Funny all the same, but notable because of its lack of comment about WebOS. OK, so mobiles and mobility is not really Michael Dell’s thing, but the lack of comment from a generally talkative Michael underlines a lack of insight into what is going to happen to WebOS now across the market. Basically, no one knows.

It’s easier if you look at the sales figures to understand why HP might be dumping TouchPad, for example.

Leaving aside the stupendous US$ 10.2 billion in cash it is paying for Autonomy (news, site), to keep investing in something that wasn’t making the grade didn’t make sense.

It’s not that it wasn’t a perfectly good product -- and yes, there are mixed feelings about this -- but it does have a pretty good operating system with WebOS, and that counts for a lot.

It just seems that, with iPad, there isn’t a lot of room left in the market. Clearly, HP hasn’t revealed sales figures, but it has admitted that it wasn’t even close to hitting internal targets, which some say were targeted at the 3 million units mark by the end of this year.

iPad and the Tablet Market

Compare that to the performance of iPad and you see where the problems lie. In the first month of sales, 1 million iPads were sold, 2 million in the first two months and, according to Apple, something in the region of 9 million are being sold every quarter.

And that's before the launch of iPad3, which is slated for sometime toward the end of this year. In that kind of a market, it’s a wonder there is room for anyone else at all, and with launch costs estimated to be around US$ 300 million for TouchPad, it could keep sucking money out of a company that looks to have taken a major rain check, and is heading off on a different path.

Where Now, WebOS?

However, for those people who have bought WebOS devices, there might still be a glimmer of hope, even if it is only a glimmer.

Announcing that it was shelving the devices, HP held out the possibility that it will look at ways of finding some value for it. The statement reads:

HP will discontinue operations for WebOS devices, specifically the TouchPad and WebOS phones. The devices have not met internal milestones and financial targets. HP will continue to explore options to optimize the value of WebOS software going forward.”

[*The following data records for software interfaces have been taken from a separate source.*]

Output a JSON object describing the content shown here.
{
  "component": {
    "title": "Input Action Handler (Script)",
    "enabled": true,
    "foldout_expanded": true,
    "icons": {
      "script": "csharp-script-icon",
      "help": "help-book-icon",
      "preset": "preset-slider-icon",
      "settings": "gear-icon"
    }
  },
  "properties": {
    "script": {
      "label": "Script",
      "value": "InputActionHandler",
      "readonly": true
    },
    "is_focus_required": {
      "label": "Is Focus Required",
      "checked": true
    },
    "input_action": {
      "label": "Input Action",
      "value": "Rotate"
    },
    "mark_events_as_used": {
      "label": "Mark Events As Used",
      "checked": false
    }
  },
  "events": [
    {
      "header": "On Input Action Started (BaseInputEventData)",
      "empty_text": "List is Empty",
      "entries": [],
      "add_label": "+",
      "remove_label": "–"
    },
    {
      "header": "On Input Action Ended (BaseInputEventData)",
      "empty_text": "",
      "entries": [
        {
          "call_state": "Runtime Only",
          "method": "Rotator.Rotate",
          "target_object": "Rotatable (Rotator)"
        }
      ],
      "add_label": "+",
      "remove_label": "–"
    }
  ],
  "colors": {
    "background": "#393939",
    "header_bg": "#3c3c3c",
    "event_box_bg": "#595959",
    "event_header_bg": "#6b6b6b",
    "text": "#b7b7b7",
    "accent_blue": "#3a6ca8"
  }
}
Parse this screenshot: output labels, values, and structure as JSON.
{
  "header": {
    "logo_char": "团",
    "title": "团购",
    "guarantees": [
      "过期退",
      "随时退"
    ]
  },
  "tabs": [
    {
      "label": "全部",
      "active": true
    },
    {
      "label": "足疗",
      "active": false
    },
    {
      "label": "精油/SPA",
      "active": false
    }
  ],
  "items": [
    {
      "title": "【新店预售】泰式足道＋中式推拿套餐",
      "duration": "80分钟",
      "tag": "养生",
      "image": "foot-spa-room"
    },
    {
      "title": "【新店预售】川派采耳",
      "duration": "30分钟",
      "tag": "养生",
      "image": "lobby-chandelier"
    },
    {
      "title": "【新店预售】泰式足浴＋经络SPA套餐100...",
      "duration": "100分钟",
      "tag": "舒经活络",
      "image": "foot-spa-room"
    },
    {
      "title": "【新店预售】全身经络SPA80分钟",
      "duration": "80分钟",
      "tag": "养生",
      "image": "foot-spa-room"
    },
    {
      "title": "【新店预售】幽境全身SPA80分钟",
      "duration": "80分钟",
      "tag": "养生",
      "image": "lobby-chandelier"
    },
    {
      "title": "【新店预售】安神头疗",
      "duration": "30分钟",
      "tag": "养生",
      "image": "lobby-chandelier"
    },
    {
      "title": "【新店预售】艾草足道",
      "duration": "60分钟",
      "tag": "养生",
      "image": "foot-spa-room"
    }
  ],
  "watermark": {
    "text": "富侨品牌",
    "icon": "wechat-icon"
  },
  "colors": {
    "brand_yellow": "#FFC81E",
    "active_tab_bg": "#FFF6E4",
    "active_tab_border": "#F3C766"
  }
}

Leaving aside the noteworthy fact that HP writes about itself in the third person, it does appear to hold out the possibility that it will keep WebOS going in some shape or form.

The obvious one is that it will license it out, an idea that seems to be circulating the most, even if it’s only being circulated by people who are still looking for the glimmer of light.

The other option is that it uses WebOS in other devices that are neither phone nor tablet, although how much work this would require, or how likely it is, is not clear.

One report citing “inside sources” suggests that a plan on what it is going to do with the platform will be made available in the next two weeks. The problem with inside sources is that they tend to be “inside” for the simple reason that no one -- even the insiders -- is sure what’s going on.

The Rest?

It’s unlikely there is any relationship between the Autonomy announcement and the WebOS announcement, given that they’re two different business segments, except the fact that HP is trying to put the past behind it.

Autonomy and information management are a way into the future given the success of the company, and in light of present market conditions with iPad and Apple, tablets for anyone else seem to be a business of the past.

While there are still dozens of questions that need to be answered in regards to the announcements of the past 24 hours, one that will be on a lot of people’s minds is, what of other tablet makers -- are they going to survive iPad? That remains to be seen and we don’t want to be making predictions, but TouchPad had a following, and if iPad is the reason behind its fall, then others need to start looking out.